If you can afford to partner with a major influencer, go for it. You can ask the influencer either to promote your product via a slight nod or a more overt push. However, if budget is limited, don’t neglect the reach of micro-influencers. An influencer with 6,000 followers can be more beneficial (and much more affordable) than one with 100,000 if she’s a better fit with your target market.
Viral marketing is a customer-focused approach, so the first step is to identify the target demographic for a product and what they value the most in products, requiring marketers to research and analyze demographic data. During the Blair Witch campaign, the filmmakers and main marketing agents for the movie were accomplished film students. They examined what made horror movies compelling for the demographic of teens to young adults they were targeting, as well as explored how that demographic shared information. They used this information to focus on their product's mystery, and they concentrated their early efforts on the Internet where they knew they would have the best chance of reaching a younger audience. (See also Youth Marketing)

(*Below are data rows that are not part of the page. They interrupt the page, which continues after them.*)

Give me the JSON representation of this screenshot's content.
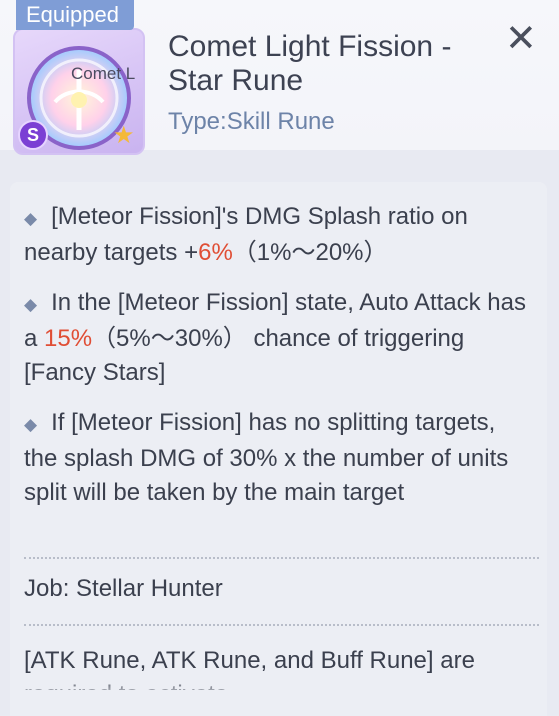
{
  "header": {
    "equipped_label": "Equipped",
    "rune_short_name": "Comet L",
    "title": "Comet Light Fission - Star Rune",
    "type": "Type:Skill Rune",
    "grade": "S",
    "close_icon": "close-icon"
  },
  "description": {
    "p1": {
      "pre": "[Meteor Fission]'s DMG Splash ratio on nearby targets +",
      "value": "6%",
      "post": "（1%～20%）"
    },
    "p2": {
      "pre": "In the [Meteor Fission] state, Auto Attack has a ",
      "value": "15%",
      "post": "（5%～30%） chance of triggering [Fancy Stars]"
    },
    "p3": "If [Meteor Fission] has no splitting targets, the splash DMG of 30% x the number of units split will be taken by the main target",
    "job": "Job: Stellar Hunter",
    "requirement": "[ATK Rune, ATK Rune, and Buff Rune] are required to activate"
  },
  "colors": {
    "accent_value": "#e04e35",
    "badge": "#7f9dd6",
    "type_text": "#6d83a8"
  }
}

Social Media is constantly growing its popularity in the internet marketing industry. Much like the internet as a whole, social media websites such as Facebook and Twitter bring together millions of people. Using social media fan pages and business pages you can have your business put out there and recommended to thousands of locally targeted people in an instant. With that in mind, there are various other ways social media can be used as part of an internet marketing campaign.
Hi, thanks for a great blog. In our office we have a debate going on about whether all of this video hype that we’re experiencing from basically everywhere today is really just, well, a hype.. In line with more and more companies using video marketing, text as we know it might fade out, pictures as we know them might fade out, but if everybody starts using video, what will then happen? Today, video is commonly seen as a way to stand out and capture users’ attention, but what if every brand start publishing video solely? Will we still want to see as much video? Will we need to capture the viewers’ attention in 2 seconds instead of 10? What do you think it requires for companies to succeed with videos and stay on top if everybody else is doing the same?